◆ Exercise directions: Copying each record below exactly is the whole task.

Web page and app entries
┌──

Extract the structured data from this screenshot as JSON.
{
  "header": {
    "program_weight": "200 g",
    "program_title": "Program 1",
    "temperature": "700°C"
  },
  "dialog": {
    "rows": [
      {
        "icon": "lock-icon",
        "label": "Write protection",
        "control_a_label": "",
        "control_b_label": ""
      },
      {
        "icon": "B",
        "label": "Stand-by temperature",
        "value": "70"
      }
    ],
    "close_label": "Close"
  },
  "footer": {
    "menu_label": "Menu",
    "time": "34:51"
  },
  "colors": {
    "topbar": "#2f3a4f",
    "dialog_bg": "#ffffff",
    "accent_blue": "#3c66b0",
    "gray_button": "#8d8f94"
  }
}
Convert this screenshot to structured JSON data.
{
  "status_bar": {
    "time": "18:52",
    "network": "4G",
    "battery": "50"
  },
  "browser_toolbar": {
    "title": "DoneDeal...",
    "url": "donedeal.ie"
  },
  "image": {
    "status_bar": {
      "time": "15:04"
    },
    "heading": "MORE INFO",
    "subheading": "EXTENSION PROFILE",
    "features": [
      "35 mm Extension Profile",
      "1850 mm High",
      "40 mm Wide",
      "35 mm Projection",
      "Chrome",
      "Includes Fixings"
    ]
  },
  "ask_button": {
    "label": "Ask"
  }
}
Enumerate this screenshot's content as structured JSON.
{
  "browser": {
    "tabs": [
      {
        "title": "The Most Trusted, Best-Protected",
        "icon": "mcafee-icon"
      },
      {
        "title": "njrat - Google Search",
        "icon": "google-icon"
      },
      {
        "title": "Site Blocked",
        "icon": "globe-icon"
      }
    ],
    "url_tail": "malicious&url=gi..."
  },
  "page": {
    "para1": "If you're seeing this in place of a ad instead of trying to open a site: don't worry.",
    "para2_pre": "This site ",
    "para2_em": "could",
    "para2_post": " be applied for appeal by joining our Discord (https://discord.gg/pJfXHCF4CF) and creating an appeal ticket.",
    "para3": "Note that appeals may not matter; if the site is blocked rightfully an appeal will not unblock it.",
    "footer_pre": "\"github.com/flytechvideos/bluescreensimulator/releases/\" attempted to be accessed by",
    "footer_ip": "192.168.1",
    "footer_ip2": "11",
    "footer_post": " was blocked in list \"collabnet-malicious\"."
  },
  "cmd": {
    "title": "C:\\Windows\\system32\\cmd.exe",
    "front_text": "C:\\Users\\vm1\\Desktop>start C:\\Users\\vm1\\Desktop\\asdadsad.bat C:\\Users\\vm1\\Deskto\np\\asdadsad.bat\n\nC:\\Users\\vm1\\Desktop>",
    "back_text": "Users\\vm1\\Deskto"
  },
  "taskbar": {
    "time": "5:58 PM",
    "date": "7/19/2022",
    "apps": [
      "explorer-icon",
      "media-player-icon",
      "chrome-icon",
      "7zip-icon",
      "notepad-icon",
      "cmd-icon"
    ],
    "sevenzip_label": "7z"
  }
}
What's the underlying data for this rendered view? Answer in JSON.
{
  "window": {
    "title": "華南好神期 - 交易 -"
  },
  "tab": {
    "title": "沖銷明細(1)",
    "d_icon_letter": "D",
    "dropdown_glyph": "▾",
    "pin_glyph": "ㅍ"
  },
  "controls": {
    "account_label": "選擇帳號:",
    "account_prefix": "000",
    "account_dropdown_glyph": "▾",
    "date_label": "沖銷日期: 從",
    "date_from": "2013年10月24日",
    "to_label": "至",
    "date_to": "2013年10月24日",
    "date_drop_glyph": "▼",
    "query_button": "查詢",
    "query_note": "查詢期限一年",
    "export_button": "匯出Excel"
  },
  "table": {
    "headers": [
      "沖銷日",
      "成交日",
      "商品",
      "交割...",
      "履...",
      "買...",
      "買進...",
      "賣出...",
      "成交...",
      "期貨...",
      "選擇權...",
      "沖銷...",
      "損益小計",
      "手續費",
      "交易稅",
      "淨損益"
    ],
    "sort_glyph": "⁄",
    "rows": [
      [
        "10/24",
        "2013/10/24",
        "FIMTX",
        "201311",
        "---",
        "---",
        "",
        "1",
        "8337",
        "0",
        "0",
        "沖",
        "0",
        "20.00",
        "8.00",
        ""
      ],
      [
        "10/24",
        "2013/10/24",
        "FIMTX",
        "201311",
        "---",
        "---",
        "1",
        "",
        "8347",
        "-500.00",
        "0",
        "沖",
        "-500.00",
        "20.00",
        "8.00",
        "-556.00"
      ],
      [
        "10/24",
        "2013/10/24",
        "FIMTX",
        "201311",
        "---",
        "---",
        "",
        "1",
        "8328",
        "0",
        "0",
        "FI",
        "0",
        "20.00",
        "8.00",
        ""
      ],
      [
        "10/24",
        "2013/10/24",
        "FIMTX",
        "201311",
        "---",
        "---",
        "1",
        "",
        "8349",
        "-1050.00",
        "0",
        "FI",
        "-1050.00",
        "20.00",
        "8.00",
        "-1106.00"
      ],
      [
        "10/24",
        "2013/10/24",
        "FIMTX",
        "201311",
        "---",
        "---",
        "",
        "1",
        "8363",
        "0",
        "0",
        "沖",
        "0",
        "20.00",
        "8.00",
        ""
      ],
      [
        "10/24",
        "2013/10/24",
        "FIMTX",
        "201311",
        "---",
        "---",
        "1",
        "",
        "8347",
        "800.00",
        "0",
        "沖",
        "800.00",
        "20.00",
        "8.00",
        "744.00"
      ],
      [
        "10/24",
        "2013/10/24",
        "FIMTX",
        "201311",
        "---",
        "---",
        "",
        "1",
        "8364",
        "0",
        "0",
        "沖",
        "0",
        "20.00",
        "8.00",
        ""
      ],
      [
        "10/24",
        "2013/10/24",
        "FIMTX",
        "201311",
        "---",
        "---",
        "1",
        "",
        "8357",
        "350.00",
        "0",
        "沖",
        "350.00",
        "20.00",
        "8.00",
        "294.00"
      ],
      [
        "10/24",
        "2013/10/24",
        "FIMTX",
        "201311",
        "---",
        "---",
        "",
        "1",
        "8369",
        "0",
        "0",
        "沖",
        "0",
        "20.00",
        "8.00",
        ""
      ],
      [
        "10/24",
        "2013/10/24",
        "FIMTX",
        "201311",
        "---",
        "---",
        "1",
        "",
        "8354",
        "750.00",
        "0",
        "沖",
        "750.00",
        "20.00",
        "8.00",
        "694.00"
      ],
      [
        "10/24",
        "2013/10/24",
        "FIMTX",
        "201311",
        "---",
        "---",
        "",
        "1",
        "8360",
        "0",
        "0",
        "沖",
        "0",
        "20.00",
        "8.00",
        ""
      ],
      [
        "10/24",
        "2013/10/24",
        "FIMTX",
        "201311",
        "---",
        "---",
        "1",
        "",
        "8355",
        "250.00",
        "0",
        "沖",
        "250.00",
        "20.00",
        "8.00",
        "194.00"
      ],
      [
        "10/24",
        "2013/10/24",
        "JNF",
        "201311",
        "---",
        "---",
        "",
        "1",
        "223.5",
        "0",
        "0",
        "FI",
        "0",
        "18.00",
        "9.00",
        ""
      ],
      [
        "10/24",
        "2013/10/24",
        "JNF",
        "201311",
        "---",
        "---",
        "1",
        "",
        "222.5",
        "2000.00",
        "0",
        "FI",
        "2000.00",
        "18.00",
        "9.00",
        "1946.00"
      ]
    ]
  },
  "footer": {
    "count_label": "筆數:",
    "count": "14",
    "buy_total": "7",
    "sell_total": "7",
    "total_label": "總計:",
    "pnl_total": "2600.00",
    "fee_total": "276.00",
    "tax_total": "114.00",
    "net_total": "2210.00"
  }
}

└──

◆ Solution to this exercise:
Extract the structured data from this screenshot as JSON.
{
  "header": {
    "program_weight": "200 g",
    "program_title": "Program 1",
    "temperature": "700°C"
  },
  "dialog": {
    "rows": [
      {
        "icon": "lock-icon",
        "label": "Write protection",
        "control_a_label": "",
        "control_b_label": ""
      },
      {
        "icon": "B",
        "label": "Stand-by temperature",
        "value": "70"
      }
    ],
    "close_label": "Close"
  },
  "footer": {
    "menu_label": "Menu",
    "time": "34:51"
  },
  "colors": {
    "topbar": "#2f3a4f",
    "dialog_bg": "#ffffff",
    "accent_blue": "#3c66b0",
    "gray_button": "#8d8f94"
  }
}
Convert this screenshot to structured JSON data.
{
  "status_bar": {
    "time": "18:52",
    "network": "4G",
    "battery": "50"
  },
  "browser_toolbar": {
    "title": "DoneDeal...",
    "url": "donedeal.ie"
  },
  "image": {
    "status_bar": {
      "time": "15:04"
    },
    "heading": "MORE INFO",
    "subheading": "EXTENSION PROFILE",
    "features": [
      "35 mm Extension Profile",
      "1850 mm High",
      "40 mm Wide",
      "35 mm Projection",
      "Chrome",
      "Includes Fixings"
    ]
  },
  "ask_button": {
    "label": "Ask"
  }
}
Enumerate this screenshot's content as structured JSON.
{
  "browser": {
    "tabs": [
      {
        "title": "The Most Trusted, Best-Protected",
        "icon": "mcafee-icon"
      },
      {
        "title": "njrat - Google Search",
        "icon": "google-icon"
      },
      {
        "title": "Site Blocked",
        "icon": "globe-icon"
      }
    ],
    "url_tail": "malicious&url=gi..."
  },
  "page": {
    "para1": "If you're seeing this in place of a ad instead of trying to open a site: don't worry.",
    "para2_pre": "This site ",
    "para2_em": "could",
    "para2_post": " be applied for appeal by joining our Discord (https://discord.gg/pJfXHCF4CF) and creating an appeal ticket.",
    "para3": "Note that appeals may not matter; if the site is blocked rightfully an appeal will not unblock it.",
    "footer_pre": "\"github.com/flytechvideos/bluescreensimulator/releases/\" attempted to be accessed by",
    "footer_ip": "192.168.1",
    "footer_ip2": "11",
    "footer_post": " was blocked in list \"collabnet-malicious\"."
  },
  "cmd": {
    "title": "C:\\Windows\\system32\\cmd.exe",
    "front_text": "C:\\Users\\vm1\\Desktop>start C:\\Users\\vm1\\Desktop\\asdadsad.bat C:\\Users\\vm1\\Deskto\np\\asdadsad.bat\n\nC:\\Users\\vm1\\Desktop>",
    "back_text": "Users\\vm1\\Deskto"
  },
  "taskbar": {
    "time": "5:58 PM",
    "date": "7/19/2022",
    "apps": [
      "explorer-icon",
      "media-player-icon",
      "chrome-icon",
      "7zip-icon",
      "notepad-icon",
      "cmd-icon"
    ],
    "sevenzip_label": "7z"
  }
}
What's the underlying data for this rendered view? Answer in JSON.
{
  "window": {
    "title": "華南好神期 - 交易 -"
  },
  "tab": {
    "title": "沖銷明細(1)",
    "d_icon_letter": "D",
    "dropdown_glyph": "▾",
    "pin_glyph": "ㅍ"
  },
  "controls": {
    "account_label": "選擇帳號:",
    "account_prefix": "000",
    "account_dropdown_glyph": "▾",
    "date_label": "沖銷日期: 從",
    "date_from": "2013年10月24日",
    "to_label": "至",
    "date_to": "2013年10月24日",
    "date_drop_glyph": "▼",
    "query_button": "查詢",
    "query_note": "查詢期限一年",
    "export_button": "匯出Excel"
  },
  "table": {
    "headers": [
      "沖銷日",
      "成交日",
      "商品",
      "交割...",
      "履...",
      "買...",
      "買進...",
      "賣出...",
      "成交...",
      "期貨...",
      "選擇權...",
      "沖銷...",
      "損益小計",
      "手續費",
      "交易稅",
      "淨損益"
    ],
    "sort_glyph": "⁄",
    "rows": [
      [
        "10/24",
        "2013/10/24",
        "FIMTX",
        "201311",
        "---",
        "---",
        "",
        "1",
        "8337",
        "0",
        "0",
        "沖",
        "0",
        "20.00",
        "8.00",
        ""
      ],
      [
        "10/24",
        "2013/10/24",
        "FIMTX",
        "201311",
        "---",
        "---",
        "1",
        "",
        "8347",
        "-500.00",
        "0",
        "沖",
        "-500.00",
        "20.00",
        "8.00",
        "-556.00"
      ],
      [
        "10/24",
        "2013/10/24",
        "FIMTX",
        "201311",
        "---",
        "---",
        "",
        "1",
        "8328",
        "0",
        "0",
        "FI",
        "0",
        "20.00",
        "8.00",
        ""
      ],
      [
        "10/24",
        "2013/10/24",
        "FIMTX",
        "201311",
        "---",
        "---",
        "1",
        "",
        "8349",
        "-1050.00",
        "0",
        "FI",
        "-1050.00",
        "20.00",
        "8.00",
        "-1106.00"
      ],
      [
        "10/24",
        "2013/10/24",
        "FIMTX",
        "201311",
        "---",
        "---",
        "",
        "1",
        "8363",
        "0",
        "0",
        "沖",
        "0",
        "20.00",
        "8.00",
        ""
      ],
      [
        "10/24",
        "2013/10/24",
        "FIMTX",
        "201311",
        "---",
        "---",
        "1",
        "",
        "8347",
        "800.00",
        "0",
        "沖",
        "800.00",
        "20.00",
        "8.00",
        "744.00"
      ],
      [
        "10/24",
        "2013/10/24",
        "FIMTX",
        "201311",
        "---",
        "---",
        "",
        "1",
        "8364",
        "0",
        "0",
        "沖",
        "0",
        "20.00",
        "8.00",
        ""
      ],
      [
        "10/24",
        "2013/10/24",
        "FIMTX",
        "201311",
        "---",
        "---",
        "1",
        "",
        "8357",
        "350.00",
        "0",
        "沖",
        "350.00",
        "20.00",
        "8.00",
        "294.00"
      ],
      [
        "10/24",
        "2013/10/24",
        "FIMTX",
        "201311",
        "---",
        "---",
        "",
        "1",
        "8369",
        "0",
        "0",
        "沖",
        "0",
        "20.00",
        "8.00",
        ""
      ],
      [
        "10/24",
        "2013/10/24",
        "FIMTX",
        "201311",
        "---",
        "---",
        "1",
        "",
        "8354",
        "750.00",
        "0",
        "沖",
        "750.00",
        "20.00",
        "8.00",
        "694.00"
      ],
      [
        "10/24",
        "2013/10/24",
        "FIMTX",
        "201311",
        "---",
        "---",
        "",
        "1",
        "8360",
        "0",
        "0",
        "沖",
        "0",
        "20.00",
        "8.00",
        ""
      ],
      [
        "10/24",
        "2013/10/24",
        "FIMTX",
        "201311",
        "---",
        "---",
        "1",
        "",
        "8355",
        "250.00",
        "0",
        "沖",
        "250.00",
        "20.00",
        "8.00",
        "194.00"
      ],
      [
        "10/24",
        "2013/10/24",
        "JNF",
        "201311",
        "---",
        "---",
        "",
        "1",
        "223.5",
        "0",
        "0",
        "FI",
        "0",
        "18.00",
        "9.00",
        ""
      ],
      [
        "10/24",
        "2013/10/24",
        "JNF",
        "201311",
        "---",
        "---",
        "1",
        "",
        "222.5",
        "2000.00",
        "0",
        "FI",
        "2000.00",
        "18.00",
        "9.00",
        "1946.00"
      ]
    ]
  },
  "footer": {
    "count_label": "筆數:",
    "count": "14",
    "buy_total": "7",
    "sell_total": "7",
    "total_label": "總計:",
    "pnl_total": "2600.00",
    "fee_total": "276.00",
    "tax_total": "114.00",
    "net_total": "2210.00"
  }
}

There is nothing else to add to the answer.